“A commission?” Vysha asks. The question pulses through their speaking organ in bursts of warmlight, which the translator strapped over their sensory bulb converts into soundspeech. The audible syllables of the interstellar Bask trade language reverberate in Vysha’s tympanum in a weird synaesthetic feedback: they perceive themself asking the question twice, once in lightspeech, again in soundspeech. Using a translator is disorienting, but it’s the only way to talk to non-Veert.
Warm freshwater swirls around the lower half of Vysha’s stalk. Their skin tastes herbs as their Rul friend, Sky Harvester, washes and separates the edible river weeds he brought to trade.
“Works of art to commemorate the Coalition’s noble resistance against the Expansion,” Sky Harvester replies. “The Council has graciously commissioned me to create one.” The words are in the mechanical Bask of a translator device, but Vysha can see the excited flashes of the Rul’s lightspeech scintillating along his pods. Like the Veert, Rul use precise bursts of radiation to communicate, though Rul lightspeech ascends into higher spectra Vysha can’t see. Only a smattering of what he says is in the perceptible range of warmlight.
Still, Vysha likes talking to Sky Harvester when the two of them meet on trading day. Even hobbled by the dull inflection of the translator, his speech has a poesy they have rarely encountered among other Veerten. His name, Sky Harvester, has the same dreamlike quality, as though it floats just above everyday life. All Rul names are like that, amalgams of traditional caste titles with the primordial elements of Rul cosmology: Star Catcher, Stone Dreamer, Fire Birther.

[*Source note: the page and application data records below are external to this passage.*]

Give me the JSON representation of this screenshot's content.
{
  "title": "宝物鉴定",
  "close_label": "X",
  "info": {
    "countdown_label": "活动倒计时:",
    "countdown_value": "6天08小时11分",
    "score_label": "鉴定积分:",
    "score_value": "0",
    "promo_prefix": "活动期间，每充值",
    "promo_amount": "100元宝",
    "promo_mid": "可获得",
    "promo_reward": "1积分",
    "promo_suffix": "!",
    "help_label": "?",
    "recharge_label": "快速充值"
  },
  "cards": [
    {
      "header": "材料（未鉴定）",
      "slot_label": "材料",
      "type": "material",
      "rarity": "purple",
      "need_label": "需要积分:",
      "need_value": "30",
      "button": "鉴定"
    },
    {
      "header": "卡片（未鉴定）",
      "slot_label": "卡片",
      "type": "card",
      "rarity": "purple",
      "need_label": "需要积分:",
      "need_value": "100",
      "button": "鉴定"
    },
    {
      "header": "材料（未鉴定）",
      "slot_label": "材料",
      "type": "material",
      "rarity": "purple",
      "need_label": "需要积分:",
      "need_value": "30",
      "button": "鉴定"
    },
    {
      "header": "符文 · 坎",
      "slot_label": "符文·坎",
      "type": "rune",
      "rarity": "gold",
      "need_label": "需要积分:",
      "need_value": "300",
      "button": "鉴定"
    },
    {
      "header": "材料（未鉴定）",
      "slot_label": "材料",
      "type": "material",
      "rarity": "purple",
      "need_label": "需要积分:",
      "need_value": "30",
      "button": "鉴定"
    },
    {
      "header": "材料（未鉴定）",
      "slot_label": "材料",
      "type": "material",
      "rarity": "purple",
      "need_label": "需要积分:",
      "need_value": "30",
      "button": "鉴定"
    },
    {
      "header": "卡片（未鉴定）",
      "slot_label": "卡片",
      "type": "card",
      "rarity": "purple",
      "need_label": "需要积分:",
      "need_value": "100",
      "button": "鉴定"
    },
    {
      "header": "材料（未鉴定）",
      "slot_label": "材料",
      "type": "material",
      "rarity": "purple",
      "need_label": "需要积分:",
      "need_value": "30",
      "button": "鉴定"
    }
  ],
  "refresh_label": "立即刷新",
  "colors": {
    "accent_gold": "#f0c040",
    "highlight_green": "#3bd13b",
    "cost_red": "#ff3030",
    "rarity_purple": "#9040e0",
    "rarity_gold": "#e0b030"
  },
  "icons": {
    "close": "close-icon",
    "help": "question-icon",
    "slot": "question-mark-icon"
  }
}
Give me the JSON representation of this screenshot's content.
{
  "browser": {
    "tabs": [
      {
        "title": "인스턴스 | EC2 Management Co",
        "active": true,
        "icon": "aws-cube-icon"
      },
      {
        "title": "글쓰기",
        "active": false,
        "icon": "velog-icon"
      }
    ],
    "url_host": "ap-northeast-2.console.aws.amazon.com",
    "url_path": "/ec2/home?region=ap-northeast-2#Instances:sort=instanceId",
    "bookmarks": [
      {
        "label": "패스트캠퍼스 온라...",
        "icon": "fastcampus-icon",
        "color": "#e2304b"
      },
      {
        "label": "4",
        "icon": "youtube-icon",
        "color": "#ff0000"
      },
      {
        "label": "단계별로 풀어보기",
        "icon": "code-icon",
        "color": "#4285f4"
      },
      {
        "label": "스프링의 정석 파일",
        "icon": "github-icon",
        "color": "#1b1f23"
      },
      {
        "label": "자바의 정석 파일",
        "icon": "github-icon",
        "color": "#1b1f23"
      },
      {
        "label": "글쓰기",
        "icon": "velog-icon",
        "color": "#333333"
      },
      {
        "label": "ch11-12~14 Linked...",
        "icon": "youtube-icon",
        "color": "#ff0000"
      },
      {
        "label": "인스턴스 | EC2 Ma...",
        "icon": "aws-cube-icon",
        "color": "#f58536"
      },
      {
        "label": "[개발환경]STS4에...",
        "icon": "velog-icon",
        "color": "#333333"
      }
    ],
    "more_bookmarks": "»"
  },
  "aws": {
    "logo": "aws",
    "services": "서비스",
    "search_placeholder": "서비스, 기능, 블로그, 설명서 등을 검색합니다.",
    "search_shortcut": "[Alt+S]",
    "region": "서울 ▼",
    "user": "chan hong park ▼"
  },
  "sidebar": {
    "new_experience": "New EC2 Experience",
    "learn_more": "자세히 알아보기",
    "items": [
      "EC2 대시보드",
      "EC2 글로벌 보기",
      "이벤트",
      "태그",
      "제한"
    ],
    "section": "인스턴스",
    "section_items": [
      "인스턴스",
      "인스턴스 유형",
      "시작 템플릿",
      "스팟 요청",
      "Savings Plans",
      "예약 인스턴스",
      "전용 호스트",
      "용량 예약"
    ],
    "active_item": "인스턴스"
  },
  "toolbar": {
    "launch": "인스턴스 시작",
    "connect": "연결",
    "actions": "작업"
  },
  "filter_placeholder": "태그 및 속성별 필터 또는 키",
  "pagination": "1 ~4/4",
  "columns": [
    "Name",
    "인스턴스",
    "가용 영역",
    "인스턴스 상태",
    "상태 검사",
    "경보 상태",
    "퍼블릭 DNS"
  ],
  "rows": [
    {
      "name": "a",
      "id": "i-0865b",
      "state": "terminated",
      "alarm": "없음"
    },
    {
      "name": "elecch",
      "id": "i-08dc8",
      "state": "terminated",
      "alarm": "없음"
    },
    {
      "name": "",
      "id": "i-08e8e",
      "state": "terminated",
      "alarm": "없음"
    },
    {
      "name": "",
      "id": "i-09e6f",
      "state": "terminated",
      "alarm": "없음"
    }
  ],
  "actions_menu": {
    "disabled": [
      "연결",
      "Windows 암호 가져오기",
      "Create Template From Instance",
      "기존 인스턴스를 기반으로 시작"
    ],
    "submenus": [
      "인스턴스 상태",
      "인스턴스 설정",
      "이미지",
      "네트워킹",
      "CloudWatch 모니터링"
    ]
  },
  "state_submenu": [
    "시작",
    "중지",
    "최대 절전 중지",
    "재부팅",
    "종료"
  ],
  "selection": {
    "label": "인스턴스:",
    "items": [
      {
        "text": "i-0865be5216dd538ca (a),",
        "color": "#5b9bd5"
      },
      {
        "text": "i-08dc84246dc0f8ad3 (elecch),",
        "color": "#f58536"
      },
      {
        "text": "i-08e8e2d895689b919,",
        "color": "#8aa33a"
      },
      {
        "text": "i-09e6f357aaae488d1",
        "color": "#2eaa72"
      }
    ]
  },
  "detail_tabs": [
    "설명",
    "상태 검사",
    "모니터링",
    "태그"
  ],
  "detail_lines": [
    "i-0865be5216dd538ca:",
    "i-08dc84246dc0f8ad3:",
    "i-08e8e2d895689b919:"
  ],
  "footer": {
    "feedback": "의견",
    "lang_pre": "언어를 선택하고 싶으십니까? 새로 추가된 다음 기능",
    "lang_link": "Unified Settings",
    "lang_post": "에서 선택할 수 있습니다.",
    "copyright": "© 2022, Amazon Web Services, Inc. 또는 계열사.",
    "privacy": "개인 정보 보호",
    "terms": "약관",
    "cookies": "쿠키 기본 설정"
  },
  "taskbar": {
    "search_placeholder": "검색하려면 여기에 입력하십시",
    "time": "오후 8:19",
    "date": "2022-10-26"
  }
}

Sky Harvester interested Vysha from the first day they traded together. It had been a wet afternoon, the air moistened pleasantly by the penumbra of a passing rainstorm. Yet Vysha had sulked in one of the pools of upper Anmerresh’s water gardens, their stalk bent away from the crowds of Rul and Baskar weaving between stalls. The seaweeds and crustaceans of Traat’s sea farms were spread around Vysha, goods offered in exchange for freshwater plants and fish.

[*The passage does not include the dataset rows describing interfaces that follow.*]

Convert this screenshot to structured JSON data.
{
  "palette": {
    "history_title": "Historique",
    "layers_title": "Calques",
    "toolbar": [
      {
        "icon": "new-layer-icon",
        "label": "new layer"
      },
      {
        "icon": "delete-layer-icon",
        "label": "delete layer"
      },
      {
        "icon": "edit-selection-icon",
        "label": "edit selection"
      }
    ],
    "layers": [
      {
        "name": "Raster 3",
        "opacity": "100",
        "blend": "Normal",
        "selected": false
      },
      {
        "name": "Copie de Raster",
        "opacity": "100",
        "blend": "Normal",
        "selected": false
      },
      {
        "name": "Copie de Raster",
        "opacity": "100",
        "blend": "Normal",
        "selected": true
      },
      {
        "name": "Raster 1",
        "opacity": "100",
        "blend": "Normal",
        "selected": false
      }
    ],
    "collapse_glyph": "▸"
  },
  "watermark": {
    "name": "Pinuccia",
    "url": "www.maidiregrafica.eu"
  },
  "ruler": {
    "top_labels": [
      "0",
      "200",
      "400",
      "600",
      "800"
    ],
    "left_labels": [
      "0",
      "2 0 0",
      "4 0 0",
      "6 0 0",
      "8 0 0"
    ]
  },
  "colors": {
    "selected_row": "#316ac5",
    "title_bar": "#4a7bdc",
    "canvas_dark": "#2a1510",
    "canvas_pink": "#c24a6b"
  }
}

Traat’s rotating duty roster ensured all Veert shared trade duty equally, and it was less physically onerous than tunnel construction: the locks could lift a swimmer all the way to the water gardens. There was no need to travel in a bulky environment palanquin to keep from drying out.
Vysha almost preferred the barrier of a palanquin. They dreaded crossing the gradient where Anmerresh’s rivers became more freshwater than salt. More often than not, it was prelude to a day spent sitting in too-hot sun while Rul flashed painfully bright lightspeech at their sensory bulb, and Baskar fingered their produce and discussed its quality as though Vysha wasn’t there. They couldn’t decide which they disliked more: being treated like a mindless polyp or one that might be communicated with if a sufficiently strong light was shone on it.
Once, a Rul, trying to be friendly, slowly asked their name. Unsure if the slowness was condescension or merely the fault of the translator, Vysha gave the Rul the benefit of the doubt and answered her. But Vysha’s Veerten name was a long string of warmlight pulses detailing their generation, ancestry, and social group in the rhizomic organization of Traat. The translator hadn’t relayed any of that. Confronted with silence, the Rul retreated with a muttered “Forget it,” her pods bristling indignantly as Vysha coiled their stalk in embarrassment.
So Vysha hadn’t expected much when the bushy figure of another Rul had stopped in front of their stall. “Excuse me,” the shape said in simulated Bask. “Apologies if this is rude, but your stalk has a beautiful coloration.”
“It does?” Vysha had been too surprised to say anything else.
“You have a collection of small brown spots that show well against the tan. Like a dapple of pebbles against sand. My name is Sky Harvester.” He inclined his pods in a gesture of deference Vysha had seen Rul use among themselves. Awaiting a response.
“My name—” Vysha’d stopped, laughed. “Well, I’m not sure it would mean much to you even if I could get this garbage translator to work.”
It was not the most auspicious start to a friendship. Vysha still admires Sky Harvester for not shrugging his pods and moving on. After a moment of awkwardness, he’d said, “Can I call you Vysha?”
Vysha is Bask for “little pebble”. A name inspired by those darker dapples of coloration running up their stalk. Vysha can only approximate the idea of colors as the Rul know them; they think colors might be similar to gradations of warmlight, but senses they’re not quite the same thing. Vysha cannot see themself as Sky Harvester can see them.
Yet as their acquaintance developed into friendship, Vysha has come to appreciate Sky Harvester’s aesthetic sensibilities, for all that the senses on which they rely differ from Vysha’s own. They know from past conversations that the Rul has spent years honing his skills as a sculptor, exhibiting works to growing praise; to be selected for a Council-sponsored commission is an achievement that will cement his reputation and visibility.
An idea, still dimmer than the faintest warmlight pulse, flickers in Vysha’s mind. “Can you show me?” they ask, and the translator grinds out their words.
“Show you?” The water stills as Sky Harvester stops washing his bundle of weeds.
“Can you show me the commission you’re making for the city?”
“Vysha…” His soft bushy outline changes shape in their vision as Sky Harvester bunches his pods uneasily. “It’s in a warehouse near the Rul quarter.”
A dry part of the city, though Vysha senses that isn’t the reason for Sky Harvester’s hesitation. He too is aware of the gap that separates their ways of seeing. And Sky Harvester is an artist above all else, wary of having his work misconstrued.
“I’ll bring a palanquin,” Vysha says.